Isaac is a sexy wheeler and you likely won’t be disappointed by the sight of him wheeling around the city, and the character earns our sympathy when he gets stood up on a blind date by a woman who didn’t realize she was being set up with a disabled man.  Unfortunately, Fiona’s portrayal of a pretender didn’t seem entirely realistic to me, but at least the movie didn’t make pretenders seem evil… just hopelessly kooky. 

The movie could have been a solid dev film, but a ridiculous ending involving “magic shoes” ruined it.  But it still deserves three stars for the very appealing image of Isaac in a wheelchair.

Sunday, September 4, 2011

Judging Jayden

Judging Jayden by Emma Daniels


Very engaging at first. The sexual tension is high and drawn out in enjoyable detail. It's a really promising start.

It's a bit difficult to believe that this gorgeous man is as insecure as he is due to such mild Cerebral Palsy that it's hardly even noticeable (the main character thinks he might have a sprained ankle, that's how subtle his limp is). The number of bad things that have happened to Jayden stretches credulity.

The beginning is very solid, but it loses focus half way through. Typos start cropping up, though I didn't find those too distracting. The arc of the plot gets lost, and it's very hard to figure out what we are rooting for, as it goes on and on after it seems the initial conflict is resolved.

There are strange moments of telling things that are huge plot points that I would expect to be shown in a scene, but I don't want to go into detail of that because of spoilers.

In devo terms, I was disappointed by how very subtle his disability was. He was hugely insecure and upset about his disability, but it seemed way out of proportion. There were some good opportunities to talk about how he walked, but there was only maybe one description of it.

Thursday, September 1, 2011

A Heart of Little Faith

A Heart of Little Faith by Jennifer Wilck

A standard romance story with a paraplegic hero and a widowed heroine. I enjoyed the writer's style. She was very descriptive, engaging all the senses. The sexual chemistry and tension between the main characters was vivid. The secondary characters were all fun and interesting.

As is typical in these sorts of books, the hero's paralysis is incomplete and does not affect sexual functioning at all. He is insecure about his disability and wanders into a bit of melodramatic ridiculousness on occasion. Mostly he's a good, solid character, though.

I found the dev moments few and far between, but they were still there. No miracle cure, so that was good. I had some difficulty losing myself in the story because of a throw away line early on. Gideon's boss suggests setting him up with a woman he knows who thinks wheelchairs are hot. Gideon dismisses the idea, saying that these kinds of women are usually "curiosity seekers." This struck me as a very strange description. As a woman who thinks wheelchairs are hot, I am not really all that curious. I've dated and known many, many men with SCI and know more about it than the average person. I was distracted by that moment and it felt like a bit of a slap in the face, as though to say "This isn't written for you."
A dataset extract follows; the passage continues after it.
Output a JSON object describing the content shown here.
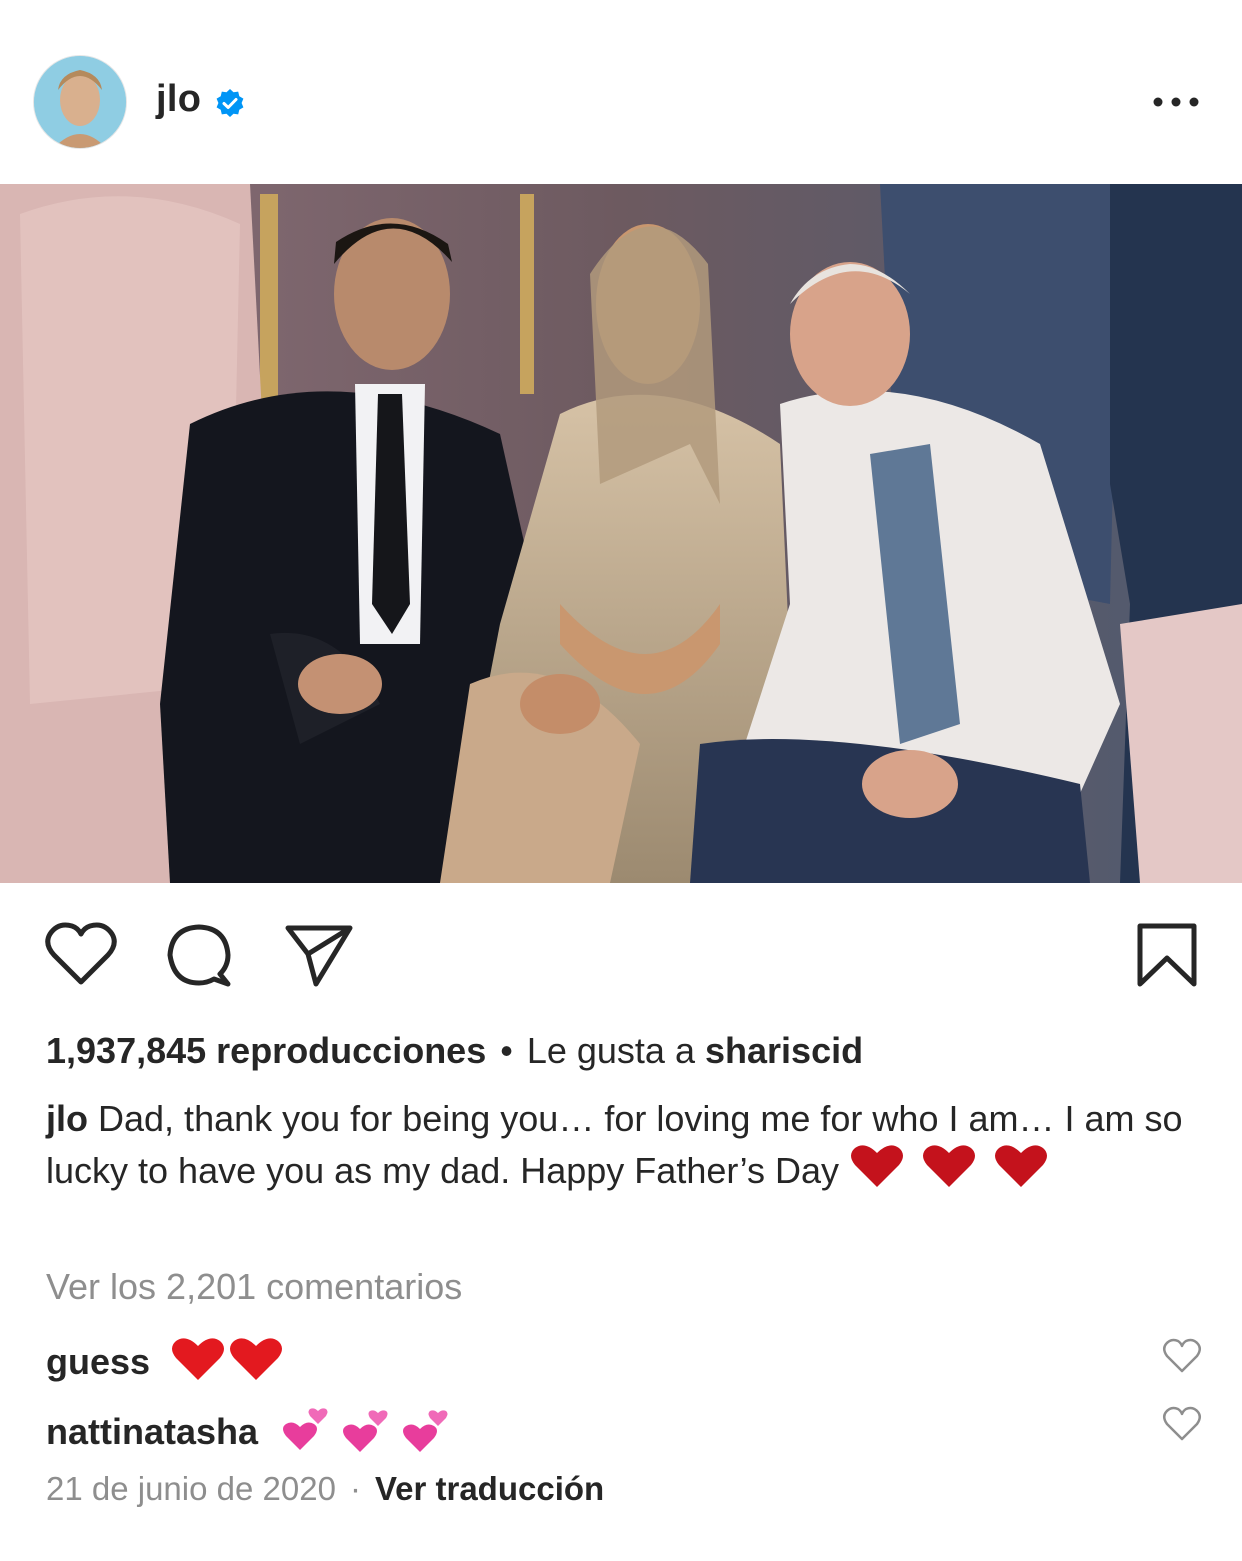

Overall, though, a very solid offering that follows the conventions of its genre and does so well.